#### WHAT IS BEING ASKED:
List every line in this data where the string "source" occurs.

──────── DATA FOR THIS TASK

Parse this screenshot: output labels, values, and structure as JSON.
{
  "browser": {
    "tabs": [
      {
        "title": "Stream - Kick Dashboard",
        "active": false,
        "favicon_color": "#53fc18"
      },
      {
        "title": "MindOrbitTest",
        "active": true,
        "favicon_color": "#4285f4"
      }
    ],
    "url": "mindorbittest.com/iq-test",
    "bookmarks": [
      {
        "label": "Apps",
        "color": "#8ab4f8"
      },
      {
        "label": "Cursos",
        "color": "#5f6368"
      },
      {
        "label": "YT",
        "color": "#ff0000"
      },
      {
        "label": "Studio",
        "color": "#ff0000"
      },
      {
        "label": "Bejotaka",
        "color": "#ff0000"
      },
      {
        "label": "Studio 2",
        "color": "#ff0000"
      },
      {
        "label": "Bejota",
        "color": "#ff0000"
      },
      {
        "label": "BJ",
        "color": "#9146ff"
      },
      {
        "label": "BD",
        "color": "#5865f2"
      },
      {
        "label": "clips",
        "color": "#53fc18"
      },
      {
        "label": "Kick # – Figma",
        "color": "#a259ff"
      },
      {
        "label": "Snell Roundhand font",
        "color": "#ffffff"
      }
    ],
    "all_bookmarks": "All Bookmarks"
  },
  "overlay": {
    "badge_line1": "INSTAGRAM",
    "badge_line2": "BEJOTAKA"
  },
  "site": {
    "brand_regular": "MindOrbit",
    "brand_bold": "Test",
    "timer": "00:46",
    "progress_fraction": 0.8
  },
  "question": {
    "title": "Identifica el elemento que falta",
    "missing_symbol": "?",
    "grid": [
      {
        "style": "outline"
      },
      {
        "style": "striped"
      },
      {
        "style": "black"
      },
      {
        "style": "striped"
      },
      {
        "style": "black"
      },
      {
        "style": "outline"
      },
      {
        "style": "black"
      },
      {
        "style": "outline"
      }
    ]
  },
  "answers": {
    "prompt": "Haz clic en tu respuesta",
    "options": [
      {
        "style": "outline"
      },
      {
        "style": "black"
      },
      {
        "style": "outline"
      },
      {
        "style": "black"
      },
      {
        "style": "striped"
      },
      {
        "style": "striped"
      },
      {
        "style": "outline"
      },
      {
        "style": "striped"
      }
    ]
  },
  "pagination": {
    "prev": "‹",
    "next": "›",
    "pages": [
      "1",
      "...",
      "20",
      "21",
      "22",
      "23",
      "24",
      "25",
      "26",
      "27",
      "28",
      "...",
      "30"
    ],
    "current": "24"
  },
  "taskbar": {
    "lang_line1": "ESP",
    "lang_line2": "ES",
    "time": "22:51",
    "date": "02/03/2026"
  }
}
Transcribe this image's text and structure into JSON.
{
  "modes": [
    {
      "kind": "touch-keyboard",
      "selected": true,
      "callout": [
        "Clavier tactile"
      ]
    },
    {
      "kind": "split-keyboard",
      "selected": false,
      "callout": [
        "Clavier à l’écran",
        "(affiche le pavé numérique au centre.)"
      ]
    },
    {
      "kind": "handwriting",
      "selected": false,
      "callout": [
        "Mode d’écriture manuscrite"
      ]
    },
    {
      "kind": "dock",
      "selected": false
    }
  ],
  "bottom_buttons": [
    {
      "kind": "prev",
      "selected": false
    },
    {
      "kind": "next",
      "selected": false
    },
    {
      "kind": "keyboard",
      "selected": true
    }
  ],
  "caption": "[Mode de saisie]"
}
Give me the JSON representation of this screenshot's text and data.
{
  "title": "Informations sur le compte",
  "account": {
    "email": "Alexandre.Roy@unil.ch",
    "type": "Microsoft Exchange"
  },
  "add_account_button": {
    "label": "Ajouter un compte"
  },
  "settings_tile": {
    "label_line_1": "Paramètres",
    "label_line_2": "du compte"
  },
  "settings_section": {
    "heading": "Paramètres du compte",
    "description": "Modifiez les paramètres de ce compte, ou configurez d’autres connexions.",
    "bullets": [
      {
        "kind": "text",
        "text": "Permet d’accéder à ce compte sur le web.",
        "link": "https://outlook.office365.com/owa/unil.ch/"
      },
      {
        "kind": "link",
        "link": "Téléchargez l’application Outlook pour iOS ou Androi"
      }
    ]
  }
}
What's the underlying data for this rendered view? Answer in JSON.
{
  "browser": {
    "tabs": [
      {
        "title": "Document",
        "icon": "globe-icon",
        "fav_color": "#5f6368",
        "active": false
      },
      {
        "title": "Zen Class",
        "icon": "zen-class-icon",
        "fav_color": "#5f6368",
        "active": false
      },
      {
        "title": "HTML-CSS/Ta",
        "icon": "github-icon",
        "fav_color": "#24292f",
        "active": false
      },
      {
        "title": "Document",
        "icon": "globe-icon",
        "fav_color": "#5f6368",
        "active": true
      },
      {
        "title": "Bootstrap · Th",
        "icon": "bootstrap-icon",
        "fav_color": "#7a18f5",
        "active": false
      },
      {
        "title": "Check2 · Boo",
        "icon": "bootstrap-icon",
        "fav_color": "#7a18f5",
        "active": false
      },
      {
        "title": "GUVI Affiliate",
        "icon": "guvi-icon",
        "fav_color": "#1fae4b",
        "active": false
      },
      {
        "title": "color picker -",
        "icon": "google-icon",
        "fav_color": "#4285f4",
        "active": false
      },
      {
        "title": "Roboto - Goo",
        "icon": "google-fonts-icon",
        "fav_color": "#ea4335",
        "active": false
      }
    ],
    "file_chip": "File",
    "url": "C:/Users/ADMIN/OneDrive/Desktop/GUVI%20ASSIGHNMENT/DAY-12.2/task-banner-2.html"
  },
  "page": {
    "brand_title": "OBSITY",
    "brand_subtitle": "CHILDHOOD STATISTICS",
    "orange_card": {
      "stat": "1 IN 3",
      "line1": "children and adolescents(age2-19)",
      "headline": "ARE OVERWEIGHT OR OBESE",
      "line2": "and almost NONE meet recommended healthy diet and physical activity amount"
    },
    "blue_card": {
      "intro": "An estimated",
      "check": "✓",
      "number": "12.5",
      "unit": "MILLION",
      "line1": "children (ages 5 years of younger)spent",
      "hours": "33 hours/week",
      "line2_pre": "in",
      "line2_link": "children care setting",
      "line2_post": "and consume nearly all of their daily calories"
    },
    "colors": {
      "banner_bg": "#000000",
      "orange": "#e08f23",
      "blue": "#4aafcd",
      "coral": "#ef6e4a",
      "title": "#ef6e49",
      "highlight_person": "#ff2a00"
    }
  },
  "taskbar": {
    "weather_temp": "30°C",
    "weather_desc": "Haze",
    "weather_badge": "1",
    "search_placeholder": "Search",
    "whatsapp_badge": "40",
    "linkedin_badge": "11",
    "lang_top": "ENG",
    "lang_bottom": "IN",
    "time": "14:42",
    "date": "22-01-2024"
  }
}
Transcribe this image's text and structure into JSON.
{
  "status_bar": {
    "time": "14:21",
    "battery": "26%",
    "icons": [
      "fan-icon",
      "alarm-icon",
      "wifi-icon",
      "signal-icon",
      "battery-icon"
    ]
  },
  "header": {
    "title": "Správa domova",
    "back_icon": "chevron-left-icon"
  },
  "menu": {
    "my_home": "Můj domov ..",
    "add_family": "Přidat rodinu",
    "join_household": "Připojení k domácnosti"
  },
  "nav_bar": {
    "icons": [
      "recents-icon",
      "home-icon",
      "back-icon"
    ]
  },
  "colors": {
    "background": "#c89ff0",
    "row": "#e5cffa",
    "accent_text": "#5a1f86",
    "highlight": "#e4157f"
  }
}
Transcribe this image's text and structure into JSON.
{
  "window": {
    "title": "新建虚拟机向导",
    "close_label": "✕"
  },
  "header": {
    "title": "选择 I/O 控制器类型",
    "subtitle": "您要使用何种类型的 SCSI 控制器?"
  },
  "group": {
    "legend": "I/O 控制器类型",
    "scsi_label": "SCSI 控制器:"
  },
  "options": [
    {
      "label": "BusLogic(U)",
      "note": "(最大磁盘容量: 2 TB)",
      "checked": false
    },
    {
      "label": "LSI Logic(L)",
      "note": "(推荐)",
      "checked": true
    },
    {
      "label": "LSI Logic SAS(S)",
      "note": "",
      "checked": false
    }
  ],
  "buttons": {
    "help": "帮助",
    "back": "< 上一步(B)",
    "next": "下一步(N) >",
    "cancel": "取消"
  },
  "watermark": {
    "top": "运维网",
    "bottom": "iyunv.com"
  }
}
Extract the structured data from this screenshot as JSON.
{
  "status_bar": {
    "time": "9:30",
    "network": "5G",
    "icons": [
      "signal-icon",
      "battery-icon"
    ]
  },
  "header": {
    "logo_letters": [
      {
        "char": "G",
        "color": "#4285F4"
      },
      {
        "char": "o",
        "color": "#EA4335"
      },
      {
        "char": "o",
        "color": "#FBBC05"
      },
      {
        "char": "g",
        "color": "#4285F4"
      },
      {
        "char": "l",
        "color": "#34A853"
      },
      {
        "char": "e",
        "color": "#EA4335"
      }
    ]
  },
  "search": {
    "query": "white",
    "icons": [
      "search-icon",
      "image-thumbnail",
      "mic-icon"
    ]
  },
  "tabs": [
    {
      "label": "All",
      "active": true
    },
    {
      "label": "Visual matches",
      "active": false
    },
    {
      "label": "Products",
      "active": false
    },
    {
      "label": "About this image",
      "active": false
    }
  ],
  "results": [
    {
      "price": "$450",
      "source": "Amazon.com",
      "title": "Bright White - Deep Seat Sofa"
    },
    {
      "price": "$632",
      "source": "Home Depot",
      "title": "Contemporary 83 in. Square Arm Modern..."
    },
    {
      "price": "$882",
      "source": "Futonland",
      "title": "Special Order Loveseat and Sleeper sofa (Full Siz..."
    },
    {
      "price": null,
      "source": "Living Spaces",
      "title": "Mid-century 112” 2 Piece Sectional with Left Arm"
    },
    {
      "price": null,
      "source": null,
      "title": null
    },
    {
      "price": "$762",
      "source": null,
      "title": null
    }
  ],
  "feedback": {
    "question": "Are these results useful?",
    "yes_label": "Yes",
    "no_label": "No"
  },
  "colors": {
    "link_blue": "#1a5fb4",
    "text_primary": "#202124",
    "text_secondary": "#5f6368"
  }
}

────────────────

#### OUTPUT BELOW:
      "source": "Amazon.com",
      "source": "Home Depot",
      "source": "Futonland",
      "source": "Living Spaces",
      "source": null,
      "source": null,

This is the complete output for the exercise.